Those who move less often rent cheaper

Many owners use tenant changes to raise prices. In the current tenancy, however, some private landlords have so far been reluctant to make increases. But that is also changing right now.

Apartments in the Berlin district of Marzahn

JThe longer tenants live in their apartment, the less their housing costs rise. This is the result of a survey by the owners’ association Haus und Grund among private landlords. Anyone who has signed a rental agreement in the past five years will therefore pay around 2.2 percent more than the local comparable rent. But those who have lived in their apartment for 5 to 10 years are almost 4 percent less. With 10 to 20 years of living it is about 7 percent less than the comparable rent.

“The private landlords have so far been reluctant to increase the rent in the current tenancy,” says association president Kai Warnecke. According to him, tenants change on average every eight years. But the rate of those who also increase the rent in an ongoing contract has been increasing for several years. The association sees the reason in the political discussion: some landlords increase quickly before it is perhaps no longer possible. “If everyone is obviously trying to freeze rents, then that wakes one or the other out of the rent increase lethargy,” says Warnecke.

Haus und Grund surveyed around 2000 members with a total of 5800 apartments in nine cities: Düsseldorf, Gelsenkirchen, Kassel, Lübeck, Magdeburg, Munich, Osnabrück, Pirmasens and Tübingen. The selection is representative of Germany.

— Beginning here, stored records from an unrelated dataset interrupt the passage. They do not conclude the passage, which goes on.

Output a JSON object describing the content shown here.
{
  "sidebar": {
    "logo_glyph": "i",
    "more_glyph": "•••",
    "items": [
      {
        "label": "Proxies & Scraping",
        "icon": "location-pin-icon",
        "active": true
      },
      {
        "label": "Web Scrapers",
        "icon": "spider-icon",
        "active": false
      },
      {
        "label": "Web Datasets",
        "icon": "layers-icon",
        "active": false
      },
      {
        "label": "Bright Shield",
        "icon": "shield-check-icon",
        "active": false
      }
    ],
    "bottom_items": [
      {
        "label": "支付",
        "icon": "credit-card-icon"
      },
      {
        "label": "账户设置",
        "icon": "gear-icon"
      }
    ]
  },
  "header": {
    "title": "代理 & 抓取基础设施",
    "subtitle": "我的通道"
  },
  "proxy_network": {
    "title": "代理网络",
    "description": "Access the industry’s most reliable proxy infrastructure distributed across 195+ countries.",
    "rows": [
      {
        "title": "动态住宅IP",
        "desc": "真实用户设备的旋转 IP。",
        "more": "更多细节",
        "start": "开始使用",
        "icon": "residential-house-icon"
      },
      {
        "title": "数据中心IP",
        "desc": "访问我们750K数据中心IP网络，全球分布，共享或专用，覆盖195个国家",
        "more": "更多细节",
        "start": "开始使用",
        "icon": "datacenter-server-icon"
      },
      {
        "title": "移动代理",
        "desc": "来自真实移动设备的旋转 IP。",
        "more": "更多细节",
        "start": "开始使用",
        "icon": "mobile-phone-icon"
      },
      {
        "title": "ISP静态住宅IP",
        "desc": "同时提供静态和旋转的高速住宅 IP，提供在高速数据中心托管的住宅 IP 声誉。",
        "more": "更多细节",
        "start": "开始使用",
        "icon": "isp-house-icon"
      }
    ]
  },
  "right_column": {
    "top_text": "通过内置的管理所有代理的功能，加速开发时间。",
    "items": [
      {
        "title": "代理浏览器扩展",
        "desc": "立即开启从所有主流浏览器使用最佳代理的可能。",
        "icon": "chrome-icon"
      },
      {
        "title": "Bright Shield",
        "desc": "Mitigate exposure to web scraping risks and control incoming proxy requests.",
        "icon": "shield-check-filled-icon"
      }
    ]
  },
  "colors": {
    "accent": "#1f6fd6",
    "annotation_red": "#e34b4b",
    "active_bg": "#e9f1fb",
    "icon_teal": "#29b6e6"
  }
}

Warnecke said the 3.9 million private landlords could play a bigger role in tackling housing shortages in many cities. They offer two thirds of all rental apartments in Germany. Cities’ efforts, however, focused on municipal companies, cooperatives and investors. “As a private builder, you hardly get any building land,” criticized the association representative. Instead, building land falls into the hands of speculators.